The plot thickened in October 1997 when a manager of Flexi licensed another company, Cosmos World SL (‘Cosmos’), to make and sell shoes, bags and belts bearing the Diesel trade mark. Under this agreement Cosmos could thus make and sell Diesel brand shoes without the express approval of any kind from Difsa or Diesel. At this point one suspects that the story may not have a happy ending.
In the summer of 1999 pile-them-high-and-sell-them-cheap retailers Makro offered for sale a quantity of shoes bearing both the word and figurative marks Diesel. These shoes came via two Spanish undertakings which had bought them from Cosmos. Diesel, claiming that it had never consented to the marketing of the shoes in question by Cosmos, sued Makro and one of its partners for trade mark and copyright infringement, seeking both injunctive and financial relief. The trial court (the Rechtbank te Amsterdam) granted most of Diesel's requests in a judgment that was affirmed on appeal by the Gerechtshof te Amsterdam. The defendants then appealed to the Hoge Raad, claiming that the rights conferred by the Diesel trade mark were exhausted because Cosmos had marketed the shoes in question with Diesel’s consent, within the meaning of Article 2.23(3) of the Benelux Convention on intellectual property and Article 7(1) of Directive 89/104. Was there implied consent on Diesel's part to the manufacture and sale of these shoes?
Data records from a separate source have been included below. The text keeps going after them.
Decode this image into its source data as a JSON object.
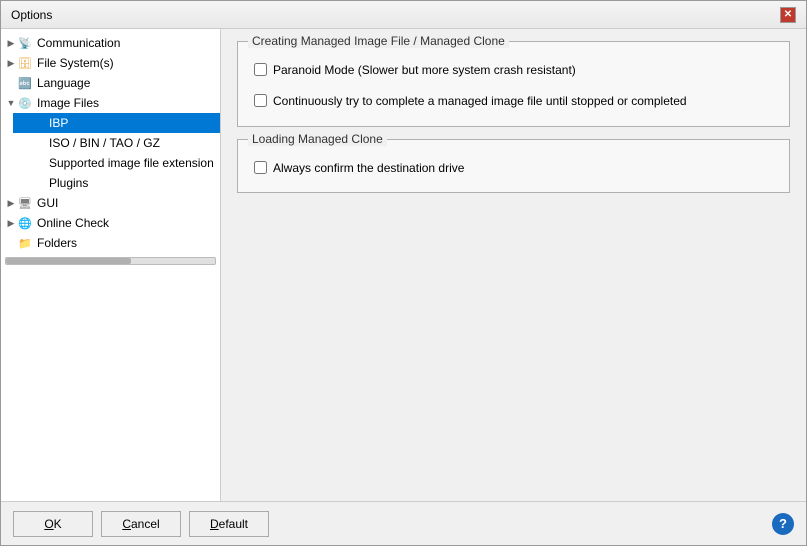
{
  "window": {
    "title": "Options",
    "close_label": "✕"
  },
  "sidebar": {
    "items": [
      {
        "id": "communication",
        "label": "Communication",
        "level": 0,
        "arrow": "collapsed",
        "icon": "comm",
        "selected": false
      },
      {
        "id": "filesystem",
        "label": "File System(s)",
        "level": 0,
        "arrow": "collapsed",
        "icon": "fs",
        "selected": false
      },
      {
        "id": "language",
        "label": "Language",
        "level": 0,
        "arrow": "leaf",
        "icon": "lang",
        "selected": false
      },
      {
        "id": "imagefiles",
        "label": "Image Files",
        "level": 0,
        "arrow": "expanded",
        "icon": "img",
        "selected": false
      },
      {
        "id": "ibp",
        "label": "IBP",
        "level": 1,
        "arrow": "leaf",
        "icon": "none",
        "selected": true
      },
      {
        "id": "iso",
        "label": "ISO / BIN / TAO / GZ",
        "level": 1,
        "arrow": "leaf",
        "icon": "none",
        "selected": false
      },
      {
        "id": "supported",
        "label": "Supported image file extension",
        "level": 1,
        "arrow": "leaf",
        "icon": "none",
        "selected": false
      },
      {
        "id": "plugins",
        "label": "Plugins",
        "level": 1,
        "arrow": "leaf",
        "icon": "none",
        "selected": false
      },
      {
        "id": "gui",
        "label": "GUI",
        "level": 0,
        "arrow": "collapsed",
        "icon": "gui",
        "selected": false
      },
      {
        "id": "onlinecheck",
        "label": "Online Check",
        "level": 0,
        "arrow": "collapsed",
        "icon": "online",
        "selected": false
      },
      {
        "id": "folders",
        "label": "Folders",
        "level": 0,
        "arrow": "leaf",
        "icon": "folder",
        "selected": false
      }
    ]
  },
  "content": {
    "section1": {
      "title": "Creating Managed Image File / Managed Clone",
      "checkboxes": [
        {
          "id": "paranoid",
          "label": "Paranoid Mode (Slower but more system crash resistant)",
          "checked": false
        },
        {
          "id": "continuous",
          "label": "Continuously try to complete a managed image file until stopped or completed",
          "checked": false
        }
      ]
    },
    "section2": {
      "title": "Loading Managed Clone",
      "checkboxes": [
        {
          "id": "confirm",
          "label": "Always confirm the destination drive",
          "checked": false
        }
      ]
    }
  },
  "footer": {
    "ok_label": "OK",
    "cancel_label": "Cancel",
    "default_label": "Default",
    "help_label": "?"
  }
}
It wasn't clear to the Hoge Raad so that court asked the Court of Justice of the European Communities to rule on the following questions:
‘(1) ... where goods bearing a trade mark proprietor’s mark have first been placed on the market within the EEA, but not by him or with his express consent, must the same criteria be applied in determining whether this has occurred with the (implied) consent of the trade mark proprietor, within the meaning of Article 7(1) of [Directive 89/104], as are applied in the case where such goods have previously been placed on the market outside the EEA by the trade mark proprietor or with his consent?The Court today ruled as follows:
2) If the answer to Question 1 is in the negative, what criteria – whether or not derived (in part) from the judgment of the Court of Justice in Case C-9/93 IHT Internationale Heiztechnik and Danzinger  ECR I‑2789 – must be applied in the first case referred to in that question in order to determine whether the trade mark proprietor has given (implied) consent within the meaning of the First Directive relating to trade marks?’
"Article 7(1) ... must be interpreted as meaning that the consent of the proprietor of a trade mark to the marketing of goods bearing that mark carried out directly in the European Economic Area by a third party who has no economic link to that proprietor may be implied, in so far as such consent is to be inferred from facts and circumstances prior to, simultaneous with or subsequent to the placing of the goods on the market in that area which, in the view of the national court, unequivocally demonstrate that the proprietor has renounced his exclusive rights".The IPKat admires the clarity and succinct nature of the way in which the Court, just five years after the proceedings were instituted, simply summarises the existing law without either adding to or subtracting from it. Oh, and this is a wonderful example of how-not-to-do-it brand management too ...